The added challenges for regional women in business created by COVID-19 were high on the agenda when a group of members met the Deputy Premier, Attorney General and Minister for Consumer Affairs Vickie Chapman.
The Women in Business Regional Network received a direct invitation from Ms Chapman’s office for a sitdown meeting in Adelaide’s South so the Minister could be apprised of the specific problems being faced by regional women in business.
In the absence of founder, Carolyn Jeffrey, who was attending events in another part of the state, the delegation was led by Moira Were AM and included Karina Irvine of Kaleidoscopic Travel, Jo Puplett from Elevate Your Look, Sharon Boath from Efficient Small Business Solutions, Carolyn Brow from Pink Perfection Nails & Beauty, Kate Henning from Smiling Samoyed Brewery and Wendy Hardy from Spice Girlz.
Each of the members has been impacted differently by the restrictions associated with COVID-19 and not all have been able to access funding from state or federal government organisations.
In a statement following the meeting Ms Chapman’s office said praised the women for their resilience during the pandemic.
“These women in business have demonstrated determination and resilience in challenging times with a strong willingness to keep their businesses going,” Ms Chapman’s office said.
“Their support for one another was most apparent and by sticking together, has given them the confidence to continue to move forward.”
The Deputy Premier said she was pleased to attend and hear the Women in Business Regional Network’s stories that have impacted their business models and how they are managing them.
Moira said she believed Ms Chapman had given the delegation a good hearing and had walked away with a better understanding of the issues being faced by regional women in business.

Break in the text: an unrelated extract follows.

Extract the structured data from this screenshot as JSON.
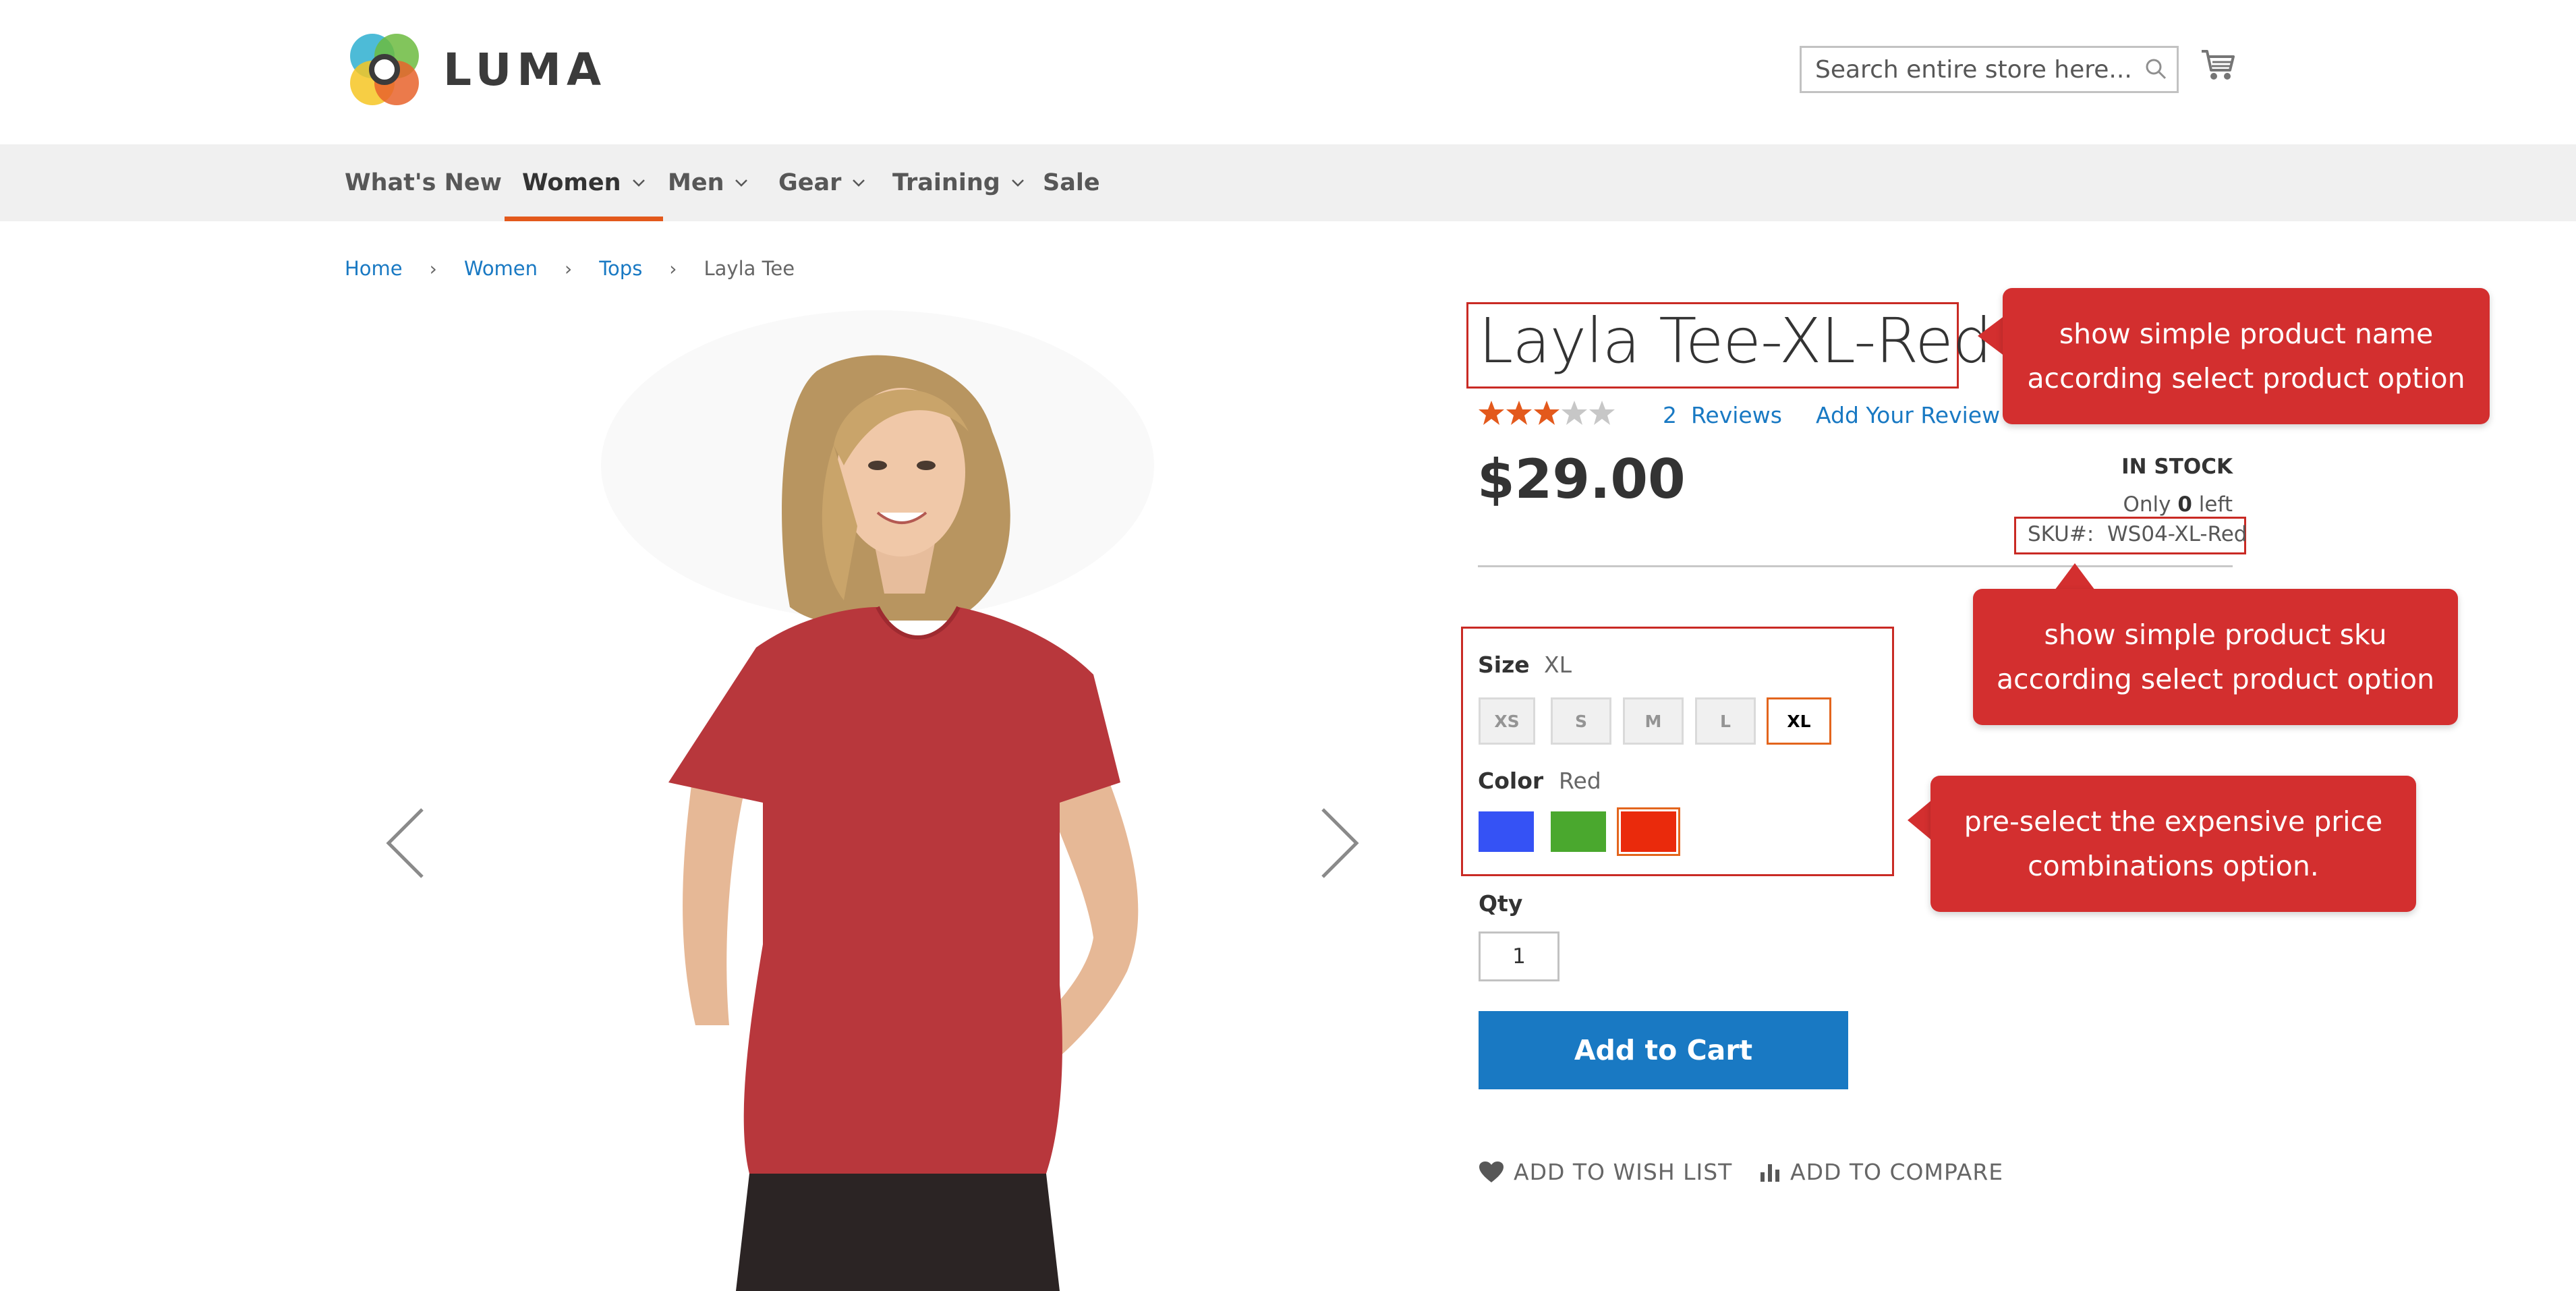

Ms Chapman took notes throughout the meeting.
Carolyn said the invitation was recognition of the growing profile for the network and was a great opportunity for regional businesswomen to have their voice heard.
“Many of our members and followers fall below the $75,000 turnover threshold for the State Government’s COVID-19 Emergency Funds,” she said.
“Last year when we undertook a snapshot of our followers more than 59 per cent were sole traders without employees, so they also didn’t qualify for cashflow assistance from the Federal Government.
“Quite a number work part-time while trying to get their businesses established, so didn’t qualify for JobKeeper as a sole trader either.
“Others struggled with accessing JobKeeper as they had spent significant time and effort building up their businesses towards the end of 2019 and so they had difficulty meeting downturn criteria. Some in this situation had also left employment at the start of 2020 on the back of their business growth in the last quarter of 2019, only to have their income taken away by COVID-19.”
Carolyn said that although it was exciting to see South Australia emerging from many of the COVID-19 restrictions the recovery for many businesses would be long, and there was also great uncertainty surrounding fears of a second wave and also the impact on the economy when JobKeeper and increased JobSeeker payments end.